Stephen Farthing was elected Royal Academician in 1998, joining the ranks of historic figures such as Gainsborough, Joshua Reynolds, Constable and Turner – not to mention Grayson Perry, Paula Rego, Anish Kapoor and many more. He began the first of his Miracle Paintings in 2011 during the Arab Spring, after an encounter with a Coptic Bishop in Cairo.

 

Professor Stephen Farthing said:

“The Bishop, who was once a civil engineer, told me that almost one thousand years after the death of Christ, the Caliph Al-Muise was engaged in debate with the 62nd Coptic Pope, Pope Abraam. Turning to the verse in Matthew’s Gospel - ‘If you have faith as small as a mustard seed, you can say to the mountain, move from here to there, and it will move, nothing will be impossible for you’ - the Caliph asked the Pope if his faith was strong enough to move the Mokattam mountain. 

 “At the end of three days of preparatory prayer Pope Abraam had a vision that instructed him to seek out a one-eyed man carrying water through the market place.   The Pope found Simon the shoemaker, who fitted the description perfectly, and together they led a large gathering to the foot of Mokattam mountain. Here they knelt three times, each time the Pope making the sign of the cross with a gesture that reached out to the edges of the mountain, each time the mountain shook violently then began to levitate, each time the sun became visible beneath the mountain. 

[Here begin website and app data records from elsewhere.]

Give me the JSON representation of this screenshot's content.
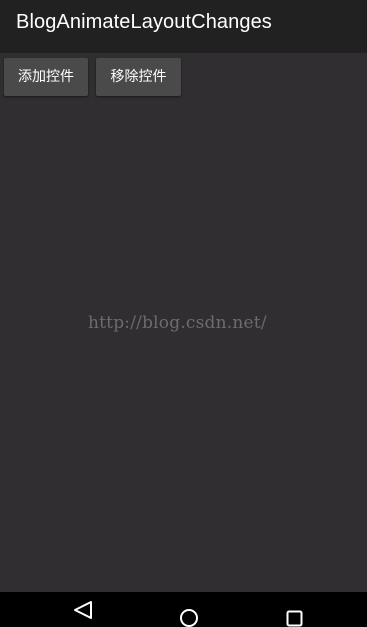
{
  "app_bar": {
    "title": "BlogAnimateLayoutChanges"
  },
  "toolbar": {
    "add_label": "添加控件",
    "remove_label": "移除控件"
  },
  "content": {
    "watermark": "http://blog.csdn.net/"
  },
  "nav_bar": {
    "back_icon": "back-triangle-icon",
    "home_icon": "home-circle-icon",
    "recent_icon": "recent-apps-square-icon"
  },
  "colors": {
    "app_bar": "#212121",
    "content_bg": "#302e30",
    "button_bg": "#4b4a4b",
    "nav_bar": "#000000",
    "text": "#ffffff"
  }
}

“As the Bishop told me the story he looked me straight in the eyes and I could only believe that he believed every word he was saying, which I found remarkable. To hear a man tell a story that I can only think of as fiction, and know he believed every word, was spell-binding. And that’s what started me on my series of pictures.”

Discovering a way to realise the ‘miraculous moment’ proved a challenge as he explained:

“The task I set myself in each painting, was not to paint a miracle but to freeze what I saw as a miraculous moment in the painted world I work with. As a result of making these paintings I have come to the conclusion that what makes an event or indeed a painting ‘miraculous’ is our inability to explain it in any other terms than by saying ‘this is what I saw’.” 

It was the Christopher Nolan movie, The Prestige, that finally provided the key to unlock the series. Quoting Michael Caine’s character, John Cutter ‘the engineer of illusions’, Stephen Farthing explains:
 
“Caine’s character sets the scene by describing the three elements of a successful illusion: ‘The Pledge’ when the audience is told what is about to happen; ‘The Turn’ when the disappearance or transportation of the person or object happens; and ‘The Prestige’ which marks the return of the disappeared. Without the prestige, Caine’s character explains, the illusion is not magic...anyone can make something disappear...the magic he tells us is making it come back again.  

“With the concepts of illusions, magic and the miraculous in mind, each painting has taken either a miraculous event or a relatively mundane object as its starting point. The reason for the two opposing approaches was that my goal was not to illustrate actual stories but to try to not so much understand, as to give a visual presence to a miraculous moment.”

Salisbury Cathedral Visual Arts Advisor Jacquiline Creswell, who has been instrumental in bringing the work to Salisbury, explains that the location is all important.

“Stephen wants the paintings to be shown together in a context where faith may be celebrated. Every day we take for granted all that is miraculous around us, from music to sight, from breathing to birth. He takes those seemingly everyday phenomena and captures their miraculous quality, the mystical energy that lies behind them.”
 

The Miracle Paintings 2011-2018 by Professor Stephen Farthing RA can be seen at Salisbury Cathedral from 23 August - 23 October courtesy of Candida Stevens Gallery www.candidastevens.com

 

For any other enquiries or further information contact: Marie Thomas at Salisbury Cathedral m.thomas@salcath.co.uk 01722 555148